Data in this exercise below:

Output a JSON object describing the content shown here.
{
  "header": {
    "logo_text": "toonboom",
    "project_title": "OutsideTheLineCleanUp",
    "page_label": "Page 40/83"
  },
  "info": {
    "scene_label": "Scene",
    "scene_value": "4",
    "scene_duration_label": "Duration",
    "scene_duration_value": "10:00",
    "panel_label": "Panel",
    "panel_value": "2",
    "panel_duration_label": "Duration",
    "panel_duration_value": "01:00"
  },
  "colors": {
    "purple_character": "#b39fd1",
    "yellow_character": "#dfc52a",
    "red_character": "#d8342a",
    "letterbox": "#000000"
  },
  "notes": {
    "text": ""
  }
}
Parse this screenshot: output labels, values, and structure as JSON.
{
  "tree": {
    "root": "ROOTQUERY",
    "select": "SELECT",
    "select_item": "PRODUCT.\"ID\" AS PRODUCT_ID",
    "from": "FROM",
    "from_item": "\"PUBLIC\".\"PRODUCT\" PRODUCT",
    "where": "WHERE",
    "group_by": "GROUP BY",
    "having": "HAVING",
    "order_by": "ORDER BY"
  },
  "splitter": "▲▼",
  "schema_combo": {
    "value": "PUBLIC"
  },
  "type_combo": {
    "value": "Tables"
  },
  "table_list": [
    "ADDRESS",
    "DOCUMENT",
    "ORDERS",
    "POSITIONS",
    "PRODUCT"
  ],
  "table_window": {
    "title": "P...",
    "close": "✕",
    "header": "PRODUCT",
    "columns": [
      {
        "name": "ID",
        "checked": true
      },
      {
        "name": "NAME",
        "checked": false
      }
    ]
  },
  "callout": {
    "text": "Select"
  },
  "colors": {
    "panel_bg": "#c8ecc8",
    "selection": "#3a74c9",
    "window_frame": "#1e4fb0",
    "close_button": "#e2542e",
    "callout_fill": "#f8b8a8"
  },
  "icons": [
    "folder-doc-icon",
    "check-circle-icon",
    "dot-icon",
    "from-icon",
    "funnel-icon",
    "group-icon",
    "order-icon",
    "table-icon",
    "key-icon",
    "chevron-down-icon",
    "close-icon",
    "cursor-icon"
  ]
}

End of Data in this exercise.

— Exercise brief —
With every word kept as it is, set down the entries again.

— Reply —
Output a JSON object describing the content shown here.
{
  "header": {
    "logo_text": "toonboom",
    "project_title": "OutsideTheLineCleanUp",
    "page_label": "Page 40/83"
  },
  "info": {
    "scene_label": "Scene",
    "scene_value": "4",
    "scene_duration_label": "Duration",
    "scene_duration_value": "10:00",
    "panel_label": "Panel",
    "panel_value": "2",
    "panel_duration_label": "Duration",
    "panel_duration_value": "01:00"
  },
  "colors": {
    "purple_character": "#b39fd1",
    "yellow_character": "#dfc52a",
    "red_character": "#d8342a",
    "letterbox": "#000000"
  },
  "notes": {
    "text": ""
  }
}
Parse this screenshot: output labels, values, and structure as JSON.
{
  "tree": {
    "root": "ROOTQUERY",
    "select": "SELECT",
    "select_item": "PRODUCT.\"ID\" AS PRODUCT_ID",
    "from": "FROM",
    "from_item": "\"PUBLIC\".\"PRODUCT\" PRODUCT",
    "where": "WHERE",
    "group_by": "GROUP BY",
    "having": "HAVING",
    "order_by": "ORDER BY"
  },
  "splitter": "▲▼",
  "schema_combo": {
    "value": "PUBLIC"
  },
  "type_combo": {
    "value": "Tables"
  },
  "table_list": [
    "ADDRESS",
    "DOCUMENT",
    "ORDERS",
    "POSITIONS",
    "PRODUCT"
  ],
  "table_window": {
    "title": "P...",
    "close": "✕",
    "header": "PRODUCT",
    "columns": [
      {
        "name": "ID",
        "checked": true
      },
      {
        "name": "NAME",
        "checked": false
      }
    ]
  },
  "callout": {
    "text": "Select"
  },
  "colors": {
    "panel_bg": "#c8ecc8",
    "selection": "#3a74c9",
    "window_frame": "#1e4fb0",
    "close_button": "#e2542e",
    "callout_fill": "#f8b8a8"
  },
  "icons": [
    "folder-doc-icon",
    "check-circle-icon",
    "dot-icon",
    "from-icon",
    "funnel-icon",
    "group-icon",
    "order-icon",
    "table-icon",
    "key-icon",
    "chevron-down-icon",
    "close-icon",
    "cursor-icon"
  ]
}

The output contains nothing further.